▸ **TASK**:
Scan the data, and whenever a line contains "JSON", copy it.

(Excerpts from a dataset)
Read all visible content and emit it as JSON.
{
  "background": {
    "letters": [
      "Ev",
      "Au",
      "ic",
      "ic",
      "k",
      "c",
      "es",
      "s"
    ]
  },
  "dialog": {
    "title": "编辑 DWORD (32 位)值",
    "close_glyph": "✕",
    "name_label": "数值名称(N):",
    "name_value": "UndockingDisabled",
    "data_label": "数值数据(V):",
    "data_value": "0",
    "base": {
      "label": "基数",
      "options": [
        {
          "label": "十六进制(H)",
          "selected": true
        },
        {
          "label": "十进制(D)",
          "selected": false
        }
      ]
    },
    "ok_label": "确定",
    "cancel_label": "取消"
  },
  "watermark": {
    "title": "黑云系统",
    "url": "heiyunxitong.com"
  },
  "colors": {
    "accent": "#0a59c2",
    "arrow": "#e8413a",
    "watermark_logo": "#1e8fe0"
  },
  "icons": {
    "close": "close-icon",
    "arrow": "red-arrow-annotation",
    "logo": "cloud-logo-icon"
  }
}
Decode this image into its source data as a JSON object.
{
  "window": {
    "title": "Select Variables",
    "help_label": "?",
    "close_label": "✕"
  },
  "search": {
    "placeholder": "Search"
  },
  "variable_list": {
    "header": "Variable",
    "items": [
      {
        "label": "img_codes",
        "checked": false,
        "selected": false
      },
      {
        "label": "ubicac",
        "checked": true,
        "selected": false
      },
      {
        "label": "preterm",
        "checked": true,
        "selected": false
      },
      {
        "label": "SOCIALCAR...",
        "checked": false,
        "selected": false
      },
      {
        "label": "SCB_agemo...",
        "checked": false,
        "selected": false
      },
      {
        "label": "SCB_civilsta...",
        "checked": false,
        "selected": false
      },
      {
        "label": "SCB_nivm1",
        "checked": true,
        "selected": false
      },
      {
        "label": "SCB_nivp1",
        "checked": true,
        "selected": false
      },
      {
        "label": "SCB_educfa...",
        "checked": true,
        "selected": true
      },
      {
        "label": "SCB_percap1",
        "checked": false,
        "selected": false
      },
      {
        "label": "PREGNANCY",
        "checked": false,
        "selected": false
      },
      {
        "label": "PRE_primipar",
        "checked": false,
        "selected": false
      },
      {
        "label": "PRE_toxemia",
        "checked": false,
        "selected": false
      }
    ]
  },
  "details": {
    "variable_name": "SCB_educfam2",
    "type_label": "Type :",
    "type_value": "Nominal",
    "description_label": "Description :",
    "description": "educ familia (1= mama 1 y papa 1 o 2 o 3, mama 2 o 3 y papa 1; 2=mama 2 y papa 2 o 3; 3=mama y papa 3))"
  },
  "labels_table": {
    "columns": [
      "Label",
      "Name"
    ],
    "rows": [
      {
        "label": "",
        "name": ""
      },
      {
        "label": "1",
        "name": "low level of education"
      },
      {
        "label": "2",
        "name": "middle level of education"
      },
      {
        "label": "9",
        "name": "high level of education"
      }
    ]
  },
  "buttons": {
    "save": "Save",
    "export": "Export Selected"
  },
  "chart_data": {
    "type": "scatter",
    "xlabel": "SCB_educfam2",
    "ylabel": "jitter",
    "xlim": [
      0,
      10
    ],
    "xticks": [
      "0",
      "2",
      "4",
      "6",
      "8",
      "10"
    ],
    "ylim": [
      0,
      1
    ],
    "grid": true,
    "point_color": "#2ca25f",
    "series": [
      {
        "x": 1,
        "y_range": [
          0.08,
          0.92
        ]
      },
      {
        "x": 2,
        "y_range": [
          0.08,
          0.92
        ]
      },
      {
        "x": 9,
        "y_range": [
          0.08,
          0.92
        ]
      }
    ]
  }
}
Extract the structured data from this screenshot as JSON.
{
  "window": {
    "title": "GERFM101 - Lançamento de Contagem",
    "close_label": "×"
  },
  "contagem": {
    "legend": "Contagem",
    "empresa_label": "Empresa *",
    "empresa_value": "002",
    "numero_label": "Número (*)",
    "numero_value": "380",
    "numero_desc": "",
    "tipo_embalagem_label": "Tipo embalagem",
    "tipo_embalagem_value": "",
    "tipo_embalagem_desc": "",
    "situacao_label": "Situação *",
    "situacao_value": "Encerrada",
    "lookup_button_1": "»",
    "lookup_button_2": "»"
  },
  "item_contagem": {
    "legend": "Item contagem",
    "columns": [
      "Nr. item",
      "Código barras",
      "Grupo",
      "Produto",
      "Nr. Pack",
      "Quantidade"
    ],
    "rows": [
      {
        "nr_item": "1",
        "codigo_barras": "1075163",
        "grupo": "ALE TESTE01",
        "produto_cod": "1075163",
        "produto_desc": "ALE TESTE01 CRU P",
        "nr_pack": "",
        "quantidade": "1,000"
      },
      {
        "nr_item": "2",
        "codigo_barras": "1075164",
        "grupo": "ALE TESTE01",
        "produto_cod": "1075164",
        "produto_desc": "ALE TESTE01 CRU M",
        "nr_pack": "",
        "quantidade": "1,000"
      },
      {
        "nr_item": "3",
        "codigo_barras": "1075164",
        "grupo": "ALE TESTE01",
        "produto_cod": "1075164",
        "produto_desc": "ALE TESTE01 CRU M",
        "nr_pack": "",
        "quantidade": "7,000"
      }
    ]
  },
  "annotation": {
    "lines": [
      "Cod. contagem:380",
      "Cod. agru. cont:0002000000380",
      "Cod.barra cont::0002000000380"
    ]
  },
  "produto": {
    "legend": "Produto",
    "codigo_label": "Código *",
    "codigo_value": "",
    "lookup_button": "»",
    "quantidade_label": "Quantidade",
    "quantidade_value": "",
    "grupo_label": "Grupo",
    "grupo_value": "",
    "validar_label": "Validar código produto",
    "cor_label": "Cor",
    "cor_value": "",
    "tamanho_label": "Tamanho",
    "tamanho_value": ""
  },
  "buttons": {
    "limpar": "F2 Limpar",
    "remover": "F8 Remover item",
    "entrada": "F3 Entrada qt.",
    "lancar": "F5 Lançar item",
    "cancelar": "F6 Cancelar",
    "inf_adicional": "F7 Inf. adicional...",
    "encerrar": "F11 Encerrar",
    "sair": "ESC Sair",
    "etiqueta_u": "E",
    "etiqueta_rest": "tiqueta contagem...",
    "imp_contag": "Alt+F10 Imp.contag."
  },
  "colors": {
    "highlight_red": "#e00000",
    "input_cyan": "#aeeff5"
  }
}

▸ **EXERCISE OUTPUT**:
Read all visible content and emit it as JSON.
Decode this image into its source data as a JSON object.
Extract the structured data from this screenshot as JSON.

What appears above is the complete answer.